> [DATASET RECORDS]
---+---

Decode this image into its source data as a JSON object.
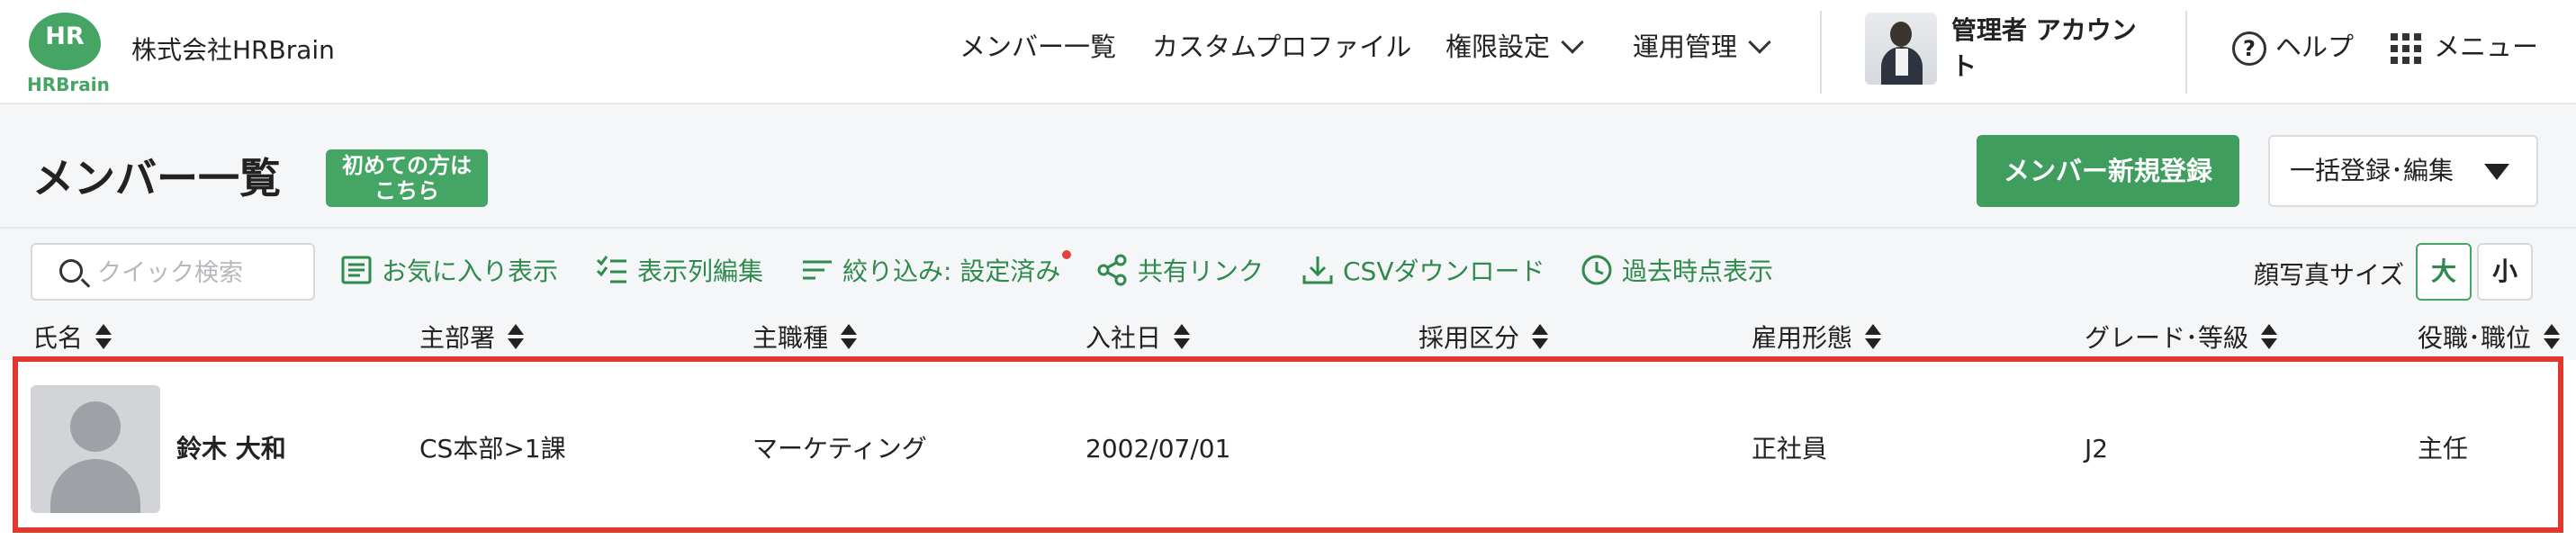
{
  "header": {
    "logo_mark": "HR",
    "logo_word": "HRBrain",
    "company": "株式会社HRBrain",
    "nav": [
      {
        "label": "メンバー一覧"
      },
      {
        "label": "カスタムプロファイル"
      },
      {
        "label": "権限設定"
      },
      {
        "label": "運用管理"
      }
    ],
    "user_name": "管理者 アカウント",
    "help_label": "ヘルプ",
    "menu_label": "メニュー"
  },
  "page": {
    "title": "メンバー一覧",
    "first_time_line1": "初めての方は",
    "first_time_line2": "こちら",
    "new_member_button": "メンバー新規登録",
    "bulk_button": "一括登録･編集"
  },
  "toolbar": {
    "search_placeholder": "クイック検索",
    "favorites": "お気に入り表示",
    "columns": "表示列編集",
    "filter": "絞り込み: 設定済み",
    "share": "共有リンク",
    "csv": "CSVダウンロード",
    "past": "過去時点表示",
    "photo_size_label": "顔写真サイズ",
    "size_large": "大",
    "size_small": "小"
  },
  "table": {
    "columns": [
      "氏名",
      "主部署",
      "主職種",
      "入社日",
      "採用区分",
      "雇用形態",
      "グレード･等級",
      "役職･職位"
    ],
    "rows": [
      {
        "name": "鈴木 大和",
        "department": "CS本部>1課",
        "job_type": "マーケティング",
        "join_date": "2002/07/01",
        "hire_type": "",
        "employment": "正社員",
        "grade": "J2",
        "position": "主任"
      }
    ]
  },
  "colors": {
    "brand_green": "#45a565",
    "link_green": "#2f8a4e",
    "highlight_red": "#e0392b"
  }
}
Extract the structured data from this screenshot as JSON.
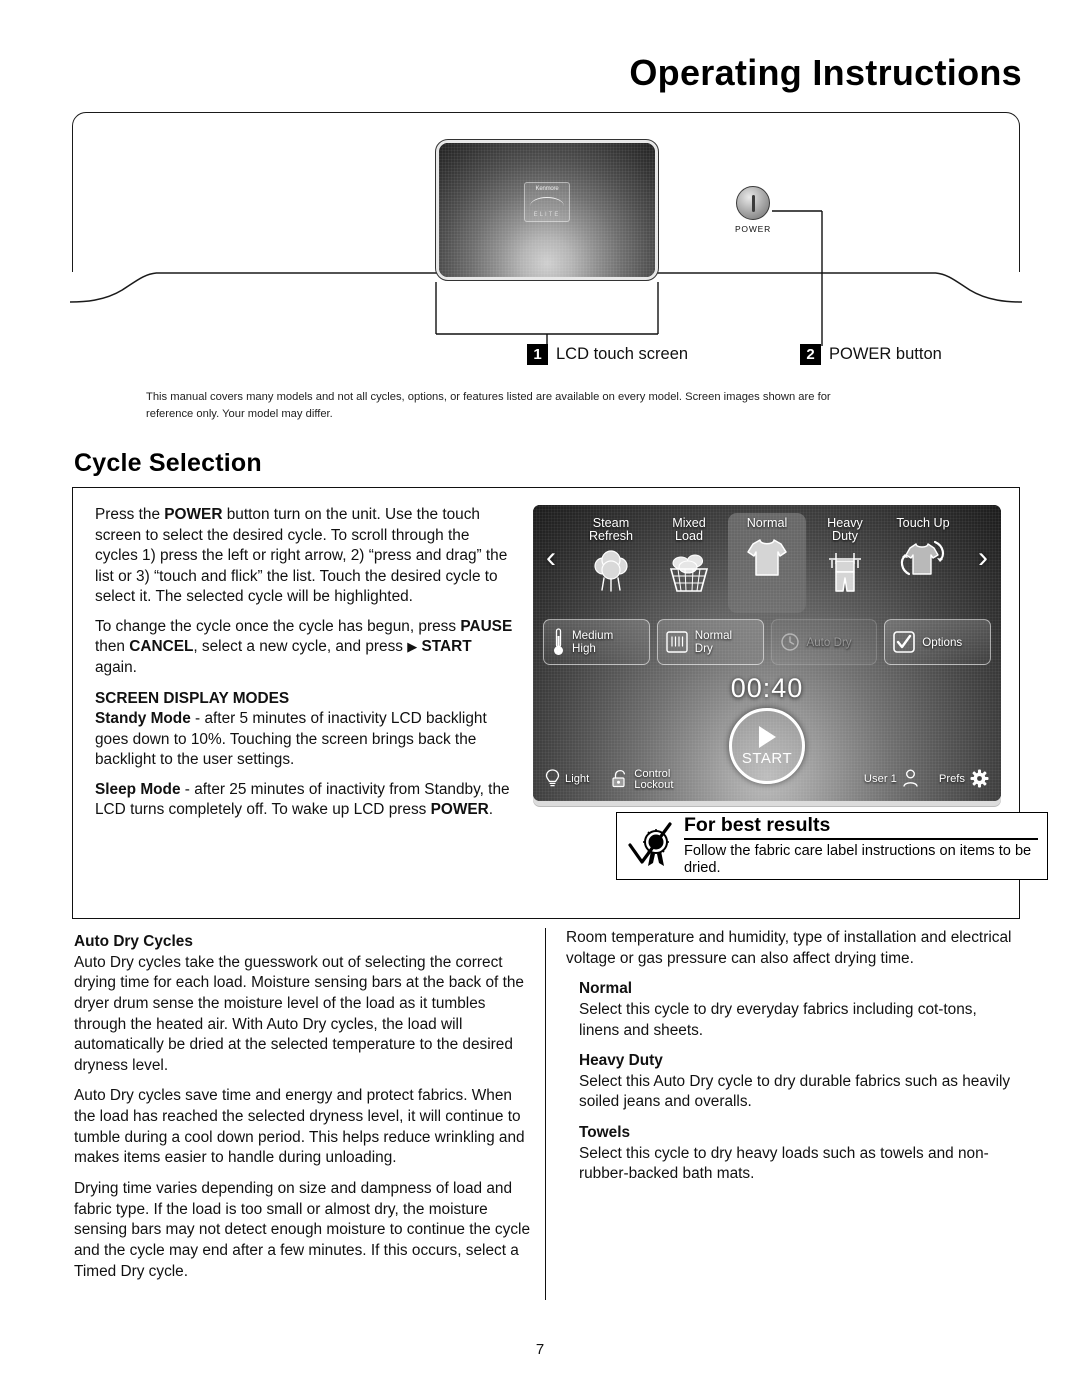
{
  "page": {
    "title": "Operating Instructions",
    "number": "7"
  },
  "figure": {
    "power_label": "POWER",
    "brand_top": "Kenmore",
    "brand_bottom": "ELITE",
    "callouts": [
      {
        "num": "1",
        "label": "LCD touch screen"
      },
      {
        "num": "2",
        "label": "POWER button"
      }
    ],
    "disclaimer": "This manual covers many models and not all cycles, options, or features listed are available on every model. Screen images shown are for reference only. Your model may differ."
  },
  "section": {
    "heading": "Cycle Selection",
    "paragraph_1_parts": {
      "a": "Press the ",
      "power": "POWER",
      "b": " button turn on the unit. Use the touch screen to select the desired cycle. To scroll through the cycles 1) press the left or right arrow, 2) “press and drag” the list or 3) “touch and flick” the list. Touch the desired cycle to select it. The selected cycle will be highlighted."
    },
    "paragraph_2_parts": {
      "a": "To change the cycle once the cycle has begun, press ",
      "pause": "PAUSE",
      "b": " then ",
      "cancel": "CANCEL",
      "c": ", select a new cycle, and press ",
      "start": "START",
      "d": " again."
    },
    "modes_heading": "SCREEN DISPLAY MODES",
    "standby_parts": {
      "label": "Standy Mode",
      "text": " - after 5 minutes of inactivity LCD backlight goes down to 10%. Touching the screen brings back the backlight to the user settings."
    },
    "sleep_parts": {
      "label": "Sleep Mode",
      "text_a": " - after 25 minutes of inactivity from Standby, the LCD turns completely off. To wake up LCD press ",
      "power": "POWER",
      "text_b": "."
    }
  },
  "lcd": {
    "arrow_left": "‹",
    "arrow_right": "›",
    "cycles": [
      {
        "name_line1": "Steam",
        "name_line2": "Refresh",
        "icon": "steam-icon",
        "selected": false
      },
      {
        "name_line1": "Mixed",
        "name_line2": "Load",
        "icon": "laundry-basket-icon",
        "selected": false
      },
      {
        "name_line1": "Normal",
        "name_line2": "",
        "icon": "tshirt-icon",
        "selected": true
      },
      {
        "name_line1": "Heavy",
        "name_line2": "Duty",
        "icon": "overalls-icon",
        "selected": false
      },
      {
        "name_line1": "Touch Up",
        "name_line2": "",
        "icon": "tshirt-refresh-icon",
        "selected": false
      }
    ],
    "options": [
      {
        "line1": "Medium",
        "line2": "High",
        "icon": "thermometer-icon",
        "dimmed": false
      },
      {
        "line1": "Normal",
        "line2": "Dry",
        "icon": "dryness-icon",
        "dimmed": false
      },
      {
        "line1": "Auto Dry",
        "line2": "",
        "icon": "clock-icon",
        "dimmed": true
      },
      {
        "line1": "Options",
        "line2": "",
        "icon": "checkbox-icon",
        "dimmed": false
      }
    ],
    "timer": "00:40",
    "start_label": "START",
    "bottom_bar": {
      "light": "Light",
      "lockout_line1": "Control",
      "lockout_line2": "Lockout",
      "user": "User 1",
      "prefs": "Prefs"
    }
  },
  "best_results": {
    "title": "For best results",
    "text": "Follow the fabric care label instructions on items to be dried."
  },
  "bottom_left": {
    "heading": "Auto Dry Cycles",
    "p1": "Auto Dry cycles take the guesswork out of selecting the correct drying time for each load. Moisture sensing bars at the back of the dryer drum sense the moisture level of the load as it tumbles through the heated air. With Auto Dry cycles, the load will automatically be dried at the selected temperature to the desired dryness level.",
    "p2": "Auto Dry cycles save time and energy and protect fabrics. When the load has reached the selected dryness level, it will continue to tumble during a cool down period. This helps reduce wrinkling and makes items easier to handle during unloading.",
    "p3": "Drying time varies depending on size and dampness of load and fabric type. If the load is too small or almost dry, the moisture sensing bars may not detect enough moisture to continue the cycle and the cycle may end after a few minutes. If this occurs, select a Timed Dry cycle."
  },
  "bottom_right": {
    "intro": "Room temperature and humidity, type of installation and electrical voltage or gas pressure can also affect drying time.",
    "entries": [
      {
        "title": "Normal",
        "body": "Select this cycle to dry everyday fabrics including cot-tons, linens and sheets."
      },
      {
        "title": "Heavy Duty",
        "body": "Select this Auto Dry cycle to dry durable fabrics such as heavily soiled jeans and overalls."
      },
      {
        "title": "Towels",
        "body": "Select this cycle to dry heavy loads such as towels and non-rubber-backed bath mats."
      }
    ]
  }
}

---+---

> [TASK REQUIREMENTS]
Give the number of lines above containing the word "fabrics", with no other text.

> [ANSWER TO THIS PROBLEM]
3